If you were around during the 2008-09 global financial crisis you might recall the doom-laden post-crisis predictions of New York University economist Nouriel Roubini.
While he was one of the few to spot the subprime lending disaster before it happened, his predictions about the aftermath of the crisis were proved to be wholly incorrect as were the prognostications of another ‘Doctor Doom’ Marc Faber, an old friend of mine, and a legion of lesser pundits.
Ben Bernanke, Federal Reserve chairman at the time, was publicly ridiculed by these gentlemen. He could therefore be forgiven for wryly observing many years later that their scary predictions of hyper inflation and economic collapse were "completely wrong".
It was very much the same with commentators after Dubai's experience of the global financial crisis was compounded by a local property downturn.
When the former editor of The Times, Simon Jenkins, wrote a particularly nasty article about Dubai, I wrote to him to protest and explained how the city could and would recover. To be fair to him, he did bother to reply, telling me ‘only one of us can be right’.

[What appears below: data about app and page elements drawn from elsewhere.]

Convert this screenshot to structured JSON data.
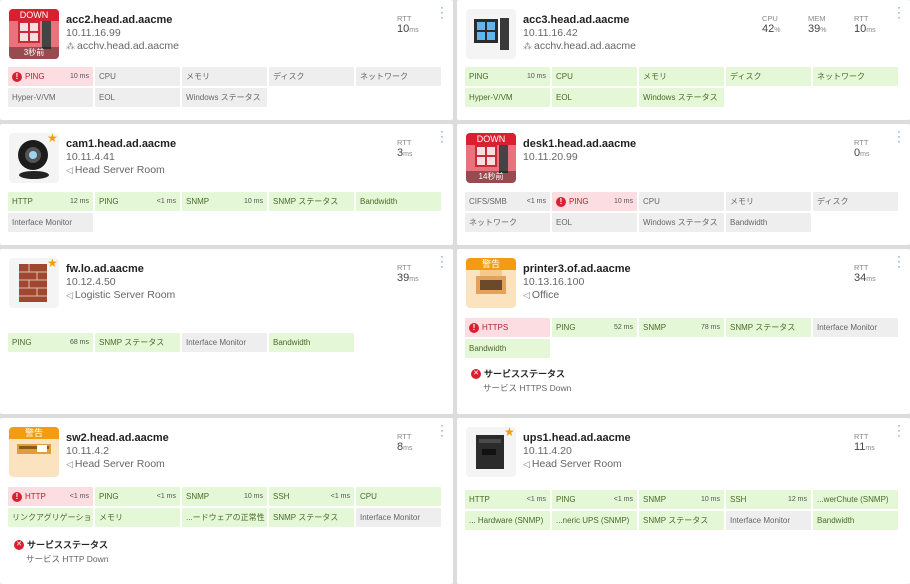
{
  "cards": [
    {
      "status": "DOWN",
      "status_sub": "3秒前",
      "icon": "windows-pc-down",
      "hostname": "acc2.head.ad.aacme",
      "ip": "10.11.16.99",
      "location": "acchv.head.ad.aacme",
      "location_icon": "hierarchy-icon",
      "star": false,
      "metrics": [
        {
          "label": "RTT",
          "value": "10",
          "unit": "ms"
        }
      ],
      "sensors": [
        {
          "name": "PING",
          "value": "10 ms",
          "state": "red",
          "alert": true
        },
        {
          "name": "CPU",
          "value": "",
          "state": "gray"
        },
        {
          "name": "メモリ",
          "value": "",
          "state": "gray"
        },
        {
          "name": "ディスク",
          "value": "",
          "state": "gray"
        },
        {
          "name": "ネットワーク",
          "value": "",
          "state": "gray"
        },
        {
          "name": "Hyper-V/VM",
          "value": "",
          "state": "gray"
        },
        {
          "name": "EOL",
          "value": "",
          "state": "gray"
        },
        {
          "name": "Windows ステータス",
          "value": "",
          "state": "gray"
        }
      ]
    },
    {
      "status": "",
      "status_sub": "",
      "icon": "windows-pc",
      "hostname": "acc3.head.ad.aacme",
      "ip": "10.11.16.42",
      "location": "acchv.head.ad.aacme",
      "location_icon": "hierarchy-icon",
      "star": false,
      "metrics": [
        {
          "label": "CPU",
          "value": "42",
          "unit": "%"
        },
        {
          "label": "MEM",
          "value": "39",
          "unit": "%"
        },
        {
          "label": "RTT",
          "value": "10",
          "unit": "ms"
        }
      ],
      "sensors": [
        {
          "name": "PING",
          "value": "10 ms",
          "state": "green"
        },
        {
          "name": "CPU",
          "value": "",
          "state": "green"
        },
        {
          "name": "メモリ",
          "value": "",
          "state": "green"
        },
        {
          "name": "ディスク",
          "value": "",
          "state": "green"
        },
        {
          "name": "ネットワーク",
          "value": "",
          "state": "green"
        },
        {
          "name": "Hyper-V/VM",
          "value": "",
          "state": "green"
        },
        {
          "name": "EOL",
          "value": "",
          "state": "green"
        },
        {
          "name": "Windows ステータス",
          "value": "",
          "state": "green"
        }
      ]
    },
    {
      "status": "",
      "status_sub": "",
      "icon": "camera",
      "hostname": "cam1.head.ad.aacme",
      "ip": "10.11.4.41",
      "location": "Head Server Room",
      "location_icon": "location-arrow-icon",
      "star": true,
      "metrics": [
        {
          "label": "RTT",
          "value": "3",
          "unit": "ms"
        }
      ],
      "sensors": [
        {
          "name": "HTTP",
          "value": "12 ms",
          "state": "green"
        },
        {
          "name": "PING",
          "value": "<1 ms",
          "state": "green"
        },
        {
          "name": "SNMP",
          "value": "10 ms",
          "state": "green"
        },
        {
          "name": "SNMP ステータス",
          "value": "",
          "state": "green"
        },
        {
          "name": "Bandwidth",
          "value": "",
          "state": "green"
        },
        {
          "name": "Interface Monitor",
          "value": "",
          "state": "gray"
        }
      ]
    },
    {
      "status": "DOWN",
      "status_sub": "14秒前",
      "icon": "windows-pc-down",
      "hostname": "desk1.head.ad.aacme",
      "ip": "10.11.20.99",
      "location": "",
      "location_icon": "",
      "star": false,
      "metrics": [
        {
          "label": "RTT",
          "value": "0",
          "unit": "ms"
        }
      ],
      "sensors": [
        {
          "name": "CIFS/SMB",
          "value": "<1 ms",
          "state": "gray"
        },
        {
          "name": "PING",
          "value": "10 ms",
          "state": "red",
          "alert": true
        },
        {
          "name": "CPU",
          "value": "",
          "state": "gray"
        },
        {
          "name": "メモリ",
          "value": "",
          "state": "gray"
        },
        {
          "name": "ディスク",
          "value": "",
          "state": "gray"
        },
        {
          "name": "ネットワーク",
          "value": "",
          "state": "gray"
        },
        {
          "name": "EOL",
          "value": "",
          "state": "gray"
        },
        {
          "name": "Windows ステータス",
          "value": "",
          "state": "gray"
        },
        {
          "name": "Bandwidth",
          "value": "",
          "state": "gray"
        }
      ]
    },
    {
      "status": "",
      "status_sub": "",
      "icon": "firewall",
      "hostname": "fw.lo.ad.aacme",
      "ip": "10.12.4.50",
      "location": "Logistic Server Room",
      "location_icon": "location-arrow-icon",
      "star": true,
      "metrics": [
        {
          "label": "RTT",
          "value": "39",
          "unit": "ms"
        }
      ],
      "sensors": [
        {
          "name": "PING",
          "value": "68 ms",
          "state": "green"
        },
        {
          "name": "SNMP ステータス",
          "value": "",
          "state": "green"
        },
        {
          "name": "Interface Monitor",
          "value": "",
          "state": "gray"
        },
        {
          "name": "Bandwidth",
          "value": "",
          "state": "green"
        }
      ]
    },
    {
      "status": "警告",
      "status_sub": "",
      "icon": "printer",
      "hostname": "printer3.of.ad.aacme",
      "ip": "10.13.16.100",
      "location": "Office",
      "location_icon": "location-arrow-icon",
      "star": false,
      "metrics": [
        {
          "label": "RTT",
          "value": "34",
          "unit": "ms"
        }
      ],
      "sensors": [
        {
          "name": "HTTPS",
          "value": "",
          "state": "red",
          "alert": true
        },
        {
          "name": "PING",
          "value": "52 ms",
          "state": "green"
        },
        {
          "name": "SNMP",
          "value": "78 ms",
          "state": "green"
        },
        {
          "name": "SNMP ステータス",
          "value": "",
          "state": "green"
        },
        {
          "name": "Interface Monitor",
          "value": "",
          "state": "gray"
        },
        {
          "name": "Bandwidth",
          "value": "",
          "state": "green"
        }
      ],
      "alert": {
        "title": "サービスステータス",
        "detail": "サービス HTTPS Down"
      }
    },
    {
      "status": "警告",
      "status_sub": "",
      "icon": "switch",
      "hostname": "sw2.head.ad.aacme",
      "ip": "10.11.4.2",
      "location": "Head Server Room",
      "location_icon": "location-arrow-icon",
      "star": false,
      "metrics": [
        {
          "label": "RTT",
          "value": "8",
          "unit": "ms"
        }
      ],
      "sensors": [
        {
          "name": "HTTP",
          "value": "<1 ms",
          "state": "red",
          "alert": true
        },
        {
          "name": "PING",
          "value": "<1 ms",
          "state": "green"
        },
        {
          "name": "SNMP",
          "value": "10 ms",
          "state": "green"
        },
        {
          "name": "SSH",
          "value": "<1 ms",
          "state": "green"
        },
        {
          "name": "CPU",
          "value": "",
          "state": "green"
        },
        {
          "name": "リンクアグリゲーション",
          "value": "",
          "state": "green"
        },
        {
          "name": "メモリ",
          "value": "",
          "state": "green"
        },
        {
          "name": "...ードウェアの正常性",
          "value": "",
          "state": "green"
        },
        {
          "name": "SNMP ステータス",
          "value": "",
          "state": "green"
        },
        {
          "name": "Interface Monitor",
          "value": "",
          "state": "gray"
        }
      ],
      "alert": {
        "title": "サービスステータス",
        "detail": "サービス HTTP Down"
      }
    },
    {
      "status": "",
      "status_sub": "",
      "icon": "ups",
      "hostname": "ups1.head.ad.aacme",
      "ip": "10.11.4.20",
      "location": "Head Server Room",
      "location_icon": "location-arrow-icon",
      "star": true,
      "metrics": [
        {
          "label": "RTT",
          "value": "11",
          "unit": "ms"
        }
      ],
      "sensors": [
        {
          "name": "HTTP",
          "value": "<1 ms",
          "state": "green"
        },
        {
          "name": "PING",
          "value": "<1 ms",
          "state": "green"
        },
        {
          "name": "SNMP",
          "value": "10 ms",
          "state": "green"
        },
        {
          "name": "SSH",
          "value": "12 ms",
          "state": "green"
        },
        {
          "name": "...werChute (SNMP)",
          "value": "",
          "state": "green"
        },
        {
          "name": "... Hardware (SNMP)",
          "value": "",
          "state": "green"
        },
        {
          "name": "...neric UPS (SNMP)",
          "value": "",
          "state": "green"
        },
        {
          "name": "SNMP ステータス",
          "value": "",
          "state": "green"
        },
        {
          "name": "Interface Monitor",
          "value": "",
          "state": "gray"
        },
        {
          "name": "Bandwidth",
          "value": "",
          "state": "green"
        }
      ]
    }
  ]
}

With the effects of the global financial crisis still being felt around the world, then, as now, you had to peer beyond what seemed to be an endless crisis and invest for the long-term. For canny investors with cash ready those were moments of huge opportunity. Warren Buffett made $3.7 billion (Dh13.59bn) on his $5bn rescue of Goldman Sachs in 2008 when they redeemed his preference stock in 2011.

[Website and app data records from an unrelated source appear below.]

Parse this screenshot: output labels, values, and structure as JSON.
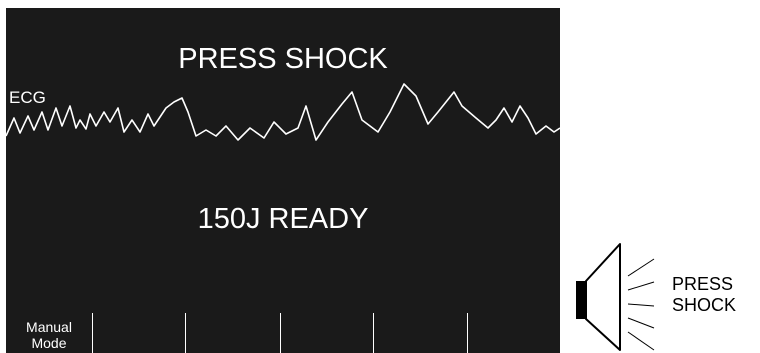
{
  "monitor": {
    "prompt_top": "PRESS SHOCK",
    "prompt_status": "150J READY",
    "lead_label": "ECG"
  },
  "softkeys": [
    {
      "line1": "Manual",
      "line2": "Mode"
    },
    {
      "line1": "",
      "line2": ""
    },
    {
      "line1": "",
      "line2": ""
    },
    {
      "line1": "",
      "line2": ""
    },
    {
      "line1": "",
      "line2": ""
    },
    {
      "line1": "",
      "line2": ""
    }
  ],
  "voice_prompt": {
    "line1": "PRESS",
    "line2": "SHOCK",
    "icon": "speaker-icon"
  },
  "colors": {
    "screen_background": "#1a1a1a",
    "screen_text": "#ffffff",
    "trace": "#ffffff"
  }
}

Only last year Mr Buffett’s now $128bn heap of cash was being laughed at, while the S&P 500 raced 29 per cent higher. But today he is uniquely well-placed among large investors in having a sizeable amount of cash ready at just the right time, yet again. Not bad for an 89-year-old.

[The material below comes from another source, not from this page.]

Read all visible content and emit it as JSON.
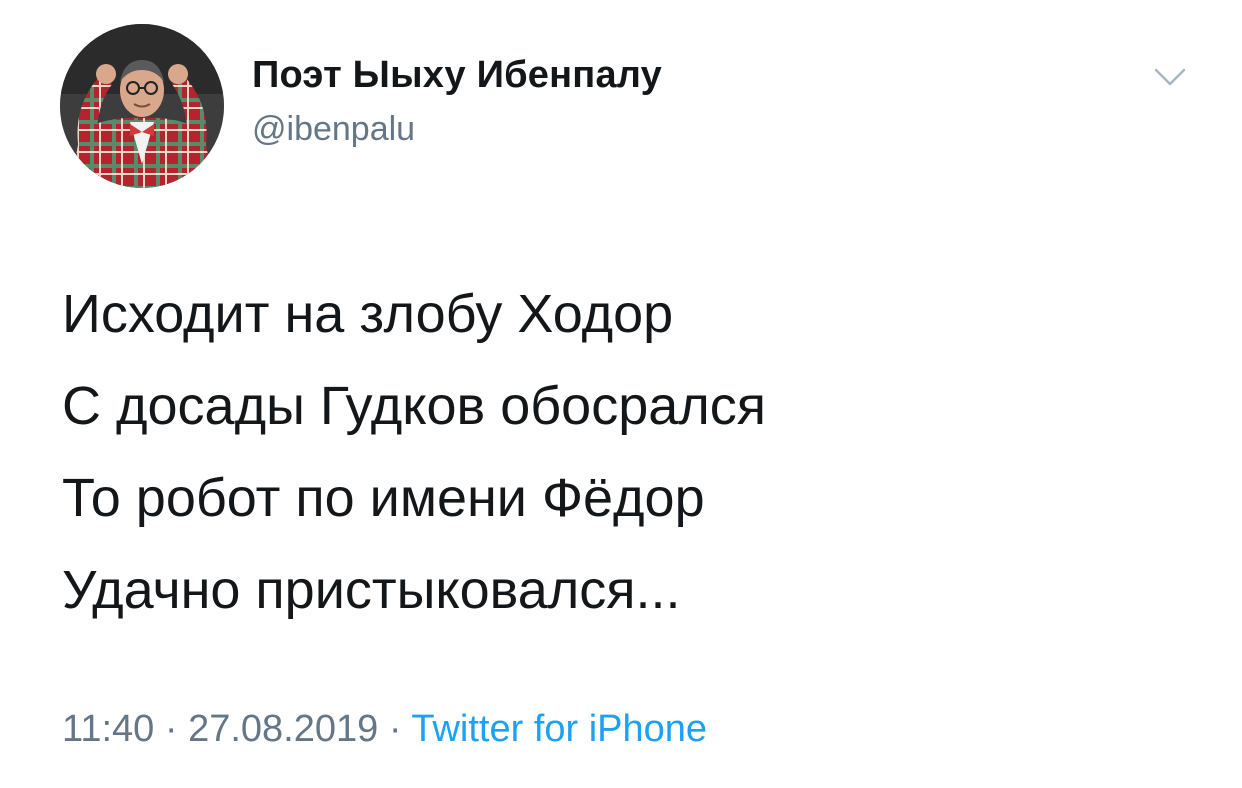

Of course this is not necessarily going to be an easy period for the global economy. The world is not going to shrug the coronavirus off without a deep and painful recession.
Asset prices will most probably not be entirely supported by unprecedented central bank and government initiatives. There will be real financial losses, bankruptcies and very much higher unemployment.
But investors do not become rich by investing when everybody else thinks it is a good idea. They do it by buying "when there is blood on the streets", as goes the saying attributed to Nathaniel Rothschild, one of the 18th Century's richest men.
Last week’s bear market rally was likely not the time to buy and rather more of a chance to sell.
Do however keep an eye on what Warren Buffett is doing. Recent filings showed only a single $42 million deal. That’s peanuts for the Sage of Omaha, so don’t jump the gun.
Stay safe, keep your powder dry and think long-term.
Peter Cooper has been writing about Gulf finance for 25 years